Article Text

PDF
Parkinsonism in type 1 Gaucher’s disease
  1. M Spitz1,
  2. R Rozenberg2,
  3. P A A Silveira3,
  4. E R Barbosa4
  1. 1Movement Disorders Unit, Neurology Department, University of São Paulo Medical School, São Paulo, Brazil
  2. 2Molecular Genetics Laboratory, Biology Institute, University of São Paulo
  3. 3Haematology Department, University of São Paulo Medical School
  4. 4Movement Disorders Unit, Neurology Department, University of São Paulo Medical School
  1. Correspondence to:
 Dr Mariana Spitz
 marianaspitz{at}gmail.com

Statistics from Altmetric.com

Gaucher’s disease (GD) is the most common hereditary lysosomal storage disorder, with a prevalence of 1:57 000 in the general population.1 The disease results from mutations in the glucocerebrosidase (GBA) gene, localised in chromosome 1 (the most frequent mutation is N370S) and has an autosomal recessive pattern of transmission. As a result of such mutations, there is decreased activity of the enzyme and subsequent glucocerebroside accumulation in cells of the macrophage-monocyte system. This process may lead to hepatosplenomegaly, bone disease, and pancytopenia.

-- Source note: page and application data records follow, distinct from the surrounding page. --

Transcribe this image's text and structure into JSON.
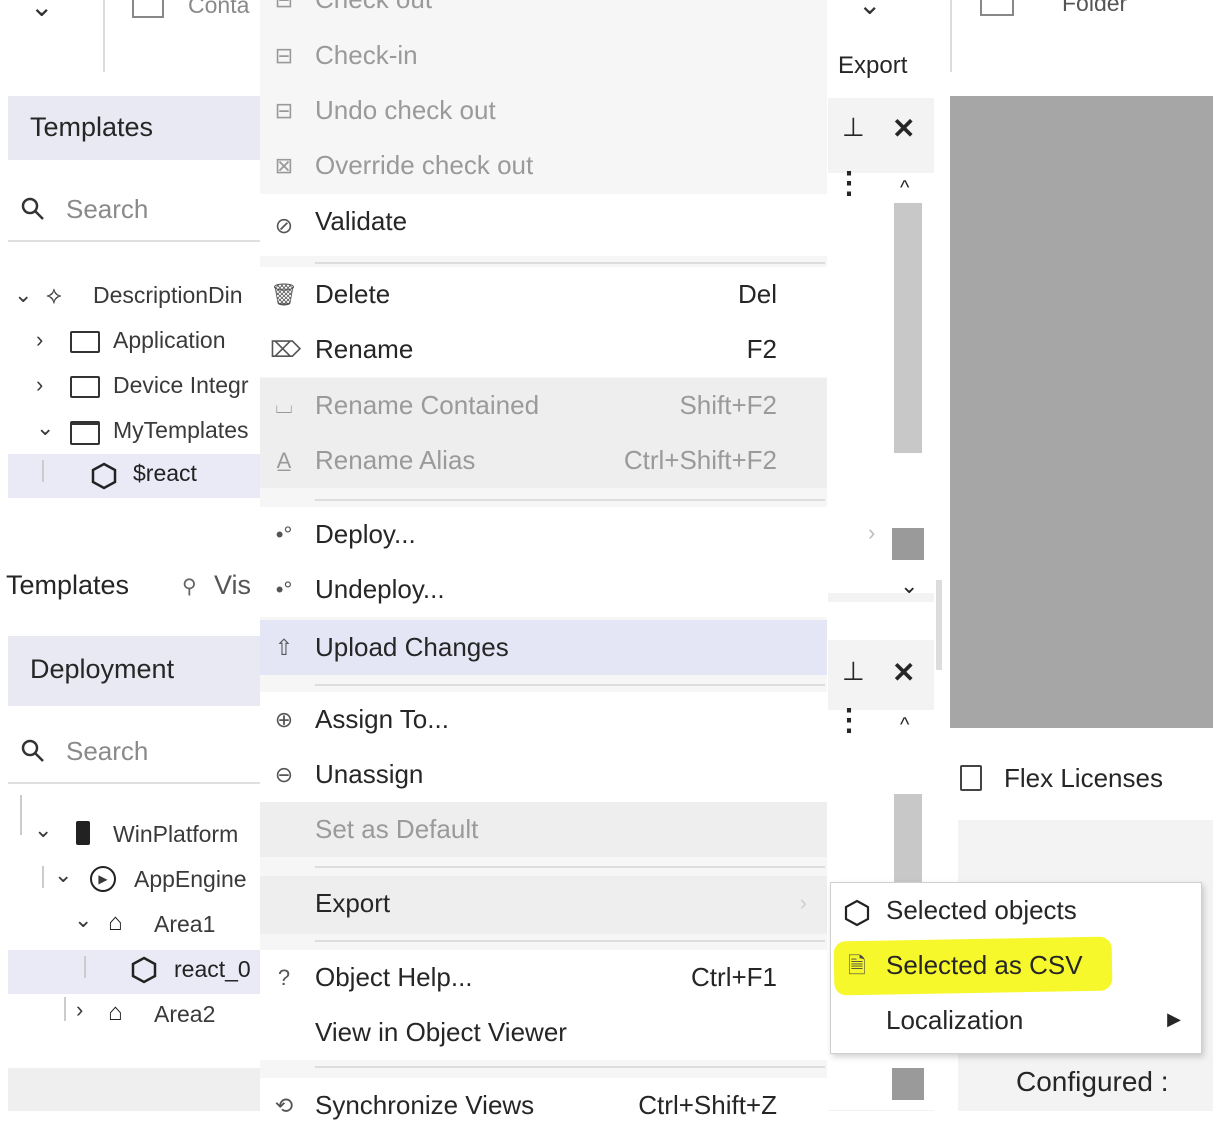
{
  "top_toolbar": {
    "left_partial": "Conta",
    "menu_partial": "Check out",
    "export_label": "Export",
    "folder_partial": "Folder"
  },
  "templates_pane": {
    "title": "Templates",
    "search_placeholder": "Search",
    "tree": [
      {
        "label": "DescriptionDin",
        "icon": "template-icon"
      },
      {
        "label": "Application",
        "icon": "folder-icon"
      },
      {
        "label": "Device Integr",
        "icon": "folder-icon"
      },
      {
        "label": "MyTemplates",
        "icon": "folder-open-icon"
      },
      {
        "label": "$react",
        "icon": "hexagon-icon"
      }
    ]
  },
  "lower_tabs": {
    "templates_tab": "Templates",
    "vis_tab": "Vis"
  },
  "deployment_pane": {
    "title": "Deployment",
    "search_placeholder": "Search",
    "tree": [
      {
        "label": "WinPlatform",
        "icon": "platform-icon"
      },
      {
        "label": "AppEngine",
        "icon": "engine-icon"
      },
      {
        "label": "Area1",
        "icon": "area-icon"
      },
      {
        "label": "react_0",
        "icon": "hexagon-icon"
      },
      {
        "label": "Area2",
        "icon": "area-icon"
      }
    ]
  },
  "context_menu": {
    "items": [
      {
        "label": "Check-in",
        "shortcut": "",
        "disabled": true
      },
      {
        "label": "Undo check out",
        "shortcut": "",
        "disabled": true
      },
      {
        "label": "Override check out",
        "shortcut": "",
        "disabled": true
      },
      {
        "label": "Validate",
        "shortcut": "",
        "disabled": false
      },
      {
        "label": "Delete",
        "shortcut": "Del",
        "disabled": false
      },
      {
        "label": "Rename",
        "shortcut": "F2",
        "disabled": false
      },
      {
        "label": "Rename Contained",
        "shortcut": "Shift+F2",
        "disabled": true
      },
      {
        "label": "Rename Alias",
        "shortcut": "Ctrl+Shift+F2",
        "disabled": true
      },
      {
        "label": "Deploy...",
        "shortcut": "",
        "disabled": false
      },
      {
        "label": "Undeploy...",
        "shortcut": "",
        "disabled": false
      },
      {
        "label": "Upload Changes",
        "shortcut": "",
        "disabled": false
      },
      {
        "label": "Assign To...",
        "shortcut": "",
        "disabled": false
      },
      {
        "label": "Unassign",
        "shortcut": "",
        "disabled": false
      },
      {
        "label": "Set as Default",
        "shortcut": "",
        "disabled": true
      },
      {
        "label": "Export",
        "shortcut": "",
        "disabled": false
      },
      {
        "label": "Object Help...",
        "shortcut": "Ctrl+F1",
        "disabled": false
      },
      {
        "label": "View in Object Viewer",
        "shortcut": "",
        "disabled": false
      },
      {
        "label": "Synchronize Views",
        "shortcut": "Ctrl+Shift+Z",
        "disabled": false
      }
    ]
  },
  "export_submenu": {
    "items": [
      {
        "label": "Selected objects"
      },
      {
        "label": "Selected as CSV"
      },
      {
        "label": "Localization"
      }
    ]
  },
  "right_pane": {
    "flex_licenses": "Flex Licenses",
    "configured": "Configured :"
  },
  "colors": {
    "highlight_yellow": "#f6f82c",
    "menu_hover": "#e4e6f5",
    "pane_header": "#e8e9f2",
    "canvas_grey": "#a6a6a6"
  }
}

GD is classically divided into three types, according to the presence of neurological symptoms and the dynamics of the developing clinical picture.2 Type 1 GD is the most common, affects mainly Ashkenazi Jews, and until recently was considered non-neuronopathic. It may present at any age and its course and presentation are variable. Many type 1 GD patients remain virtually asymptomatic, being diagnosed during evaluation for a non-related disorder or familial screening of a symptomatic relative.

In juvenile GD (type 3), movement disorders are frequently found, but there is growing evidence that neurological symptoms, particularly parkinsonism, may also occur as a late complication of type 1 GD.

The following case report illustrates such situation. …

View Full Text

Request permissions

If you wish to reuse any or all of this article please use the link below which will take you to the Copyright Clearance Center’s RightsLink service. You will be able to get a quick price and instant permission to reuse the content in many different ways.